In 1990, the Kentucky Legislature passed the most sweeping school reform legislation ever attempted by a state. Along with a massive tax increase (don’t you just love those?), the measure promised to shake up the state’s education system and, presumably, improve it. Several years into the reform effort, there was no question about things being shaken up: The question was whether the reforms were actually improving things.
The early 1990s saw another wave of the permissivist educational ideas that have plagued education since the early 20th century. In the 1920s they called it “progressive education”; in the mid-1940s they called it “life adjustment” education; and in the late 60s and early 70s they called it “open classrooms.”
The 1990s version of permissivism was labeled “outcomes-based education.” Like the previous spasms of educational nonsense—the look/say reading method, the New Math, unstructured classrooms—reformers attempted to undermine the traditional instructional practices that were once fixtures in schools. Phonics was thrown out in favor of the word-guessing methodology of “whole language,” and drill and practice in mathematics was replaced by the newest version of the New Math.
At the time, I worked as a communications and legislative relations director for a state-level policy foundation. I wrote a Sunday article for the state’s second largest newspaper in which I argued that the reforms then being put in place were not the “back to basics” approach that most parents wanted, but were rather a “back away from basics” approach formulated in the ivory towers of our education colleges.
You would have thought I had called for a return to the Dark Ages.
In the next Sunday’s paper, two pages were devoted to a condemnation of me and all my works by various members of the educational establishment.
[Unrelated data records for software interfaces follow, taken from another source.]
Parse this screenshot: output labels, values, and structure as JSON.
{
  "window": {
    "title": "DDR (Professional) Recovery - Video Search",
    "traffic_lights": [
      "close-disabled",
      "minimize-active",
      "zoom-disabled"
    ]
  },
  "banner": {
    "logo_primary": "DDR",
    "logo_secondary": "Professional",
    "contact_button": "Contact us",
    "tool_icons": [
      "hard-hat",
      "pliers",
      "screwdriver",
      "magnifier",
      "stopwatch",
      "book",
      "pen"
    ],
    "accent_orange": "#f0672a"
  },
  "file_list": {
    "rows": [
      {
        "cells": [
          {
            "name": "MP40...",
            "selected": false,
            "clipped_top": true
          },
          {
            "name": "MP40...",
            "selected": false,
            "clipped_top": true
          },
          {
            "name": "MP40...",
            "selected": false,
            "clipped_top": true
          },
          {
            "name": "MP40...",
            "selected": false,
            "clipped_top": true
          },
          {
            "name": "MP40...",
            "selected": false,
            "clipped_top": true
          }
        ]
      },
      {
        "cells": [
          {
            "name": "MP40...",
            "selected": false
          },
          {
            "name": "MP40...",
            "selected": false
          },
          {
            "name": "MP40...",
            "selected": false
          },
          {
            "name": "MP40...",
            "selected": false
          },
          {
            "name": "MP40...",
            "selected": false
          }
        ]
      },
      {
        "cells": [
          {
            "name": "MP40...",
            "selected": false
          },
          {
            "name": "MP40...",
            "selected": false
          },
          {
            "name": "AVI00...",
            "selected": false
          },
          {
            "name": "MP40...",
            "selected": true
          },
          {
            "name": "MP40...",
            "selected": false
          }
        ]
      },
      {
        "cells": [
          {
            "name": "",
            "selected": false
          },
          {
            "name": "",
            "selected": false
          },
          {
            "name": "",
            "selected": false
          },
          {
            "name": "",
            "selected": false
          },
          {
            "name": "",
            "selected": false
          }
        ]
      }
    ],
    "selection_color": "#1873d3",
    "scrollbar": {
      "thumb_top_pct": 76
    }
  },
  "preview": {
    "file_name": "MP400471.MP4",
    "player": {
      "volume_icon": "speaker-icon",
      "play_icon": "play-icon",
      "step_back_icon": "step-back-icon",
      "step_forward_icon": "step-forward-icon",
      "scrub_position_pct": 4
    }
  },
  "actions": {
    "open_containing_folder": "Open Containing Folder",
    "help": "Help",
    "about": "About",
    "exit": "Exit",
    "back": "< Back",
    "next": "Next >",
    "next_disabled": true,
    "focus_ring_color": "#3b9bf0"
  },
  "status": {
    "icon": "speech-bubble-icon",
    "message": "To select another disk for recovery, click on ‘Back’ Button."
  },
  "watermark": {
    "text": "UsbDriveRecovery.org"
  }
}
For the next five or six years, I became the de facto leader of an army of rebellion which included teachers and parents who were up in arms about the abandonment of basic skills and academic rigor in favor of trendy fads and gimmicks they knew wouldn’t work.
One of the chief targets of the reformers was grammar.
One of the things teachers were told in professional development sessions around the state was that they were not to teach formal grammar. They were to encourage the creativity of their students; correcting their mistakes would harm their self-esteem and prevent them from expressing themselves. Even with the youngest children, teachers were only to encourage, but never correct them.
My first-grade son came home one day with a writing assignment in which he was to draw a picture and write a sentence at the bottom of the page about what he had drawn. He drew a picture of a bull, and wrote, “I leik buls.” The teacher’s comment read, “I love your best guess spelling.”
It was apparently now considered good pedagogy to praise students for what they did wrong, rather than what they did right.
Oh, brave new world, that has such people in it.
To this day, if you talk to teachers in elementary schools—schools that, ironically, were once called “grammar” schools—they will express their fear of correcting their students’ grammar.
Kentucky’s case is far from unique: The war against grammar is nationwide. Almost every major professional organization having anything to do with the teaching of English opposes the teaching of formal grammar. As David Mulroy points out in the feature article in this issue, the National Council of Teachers of English states in its official documents that the teaching of grammar has “a negligible … even a harmful effect on the improvement of writing.”
Those of us who teach grammar (and particularly those of us who teach Latin, which is the best way to teach grammar) know this to be untrue—and we have the whole history of teaching on our side. No one before the 20th century believed such nonsense.
Such eccentricities are a caprice of our education establishment and ill serve the children they purport to help.
Originally published in The Classical Teacher Spring 2013 edition.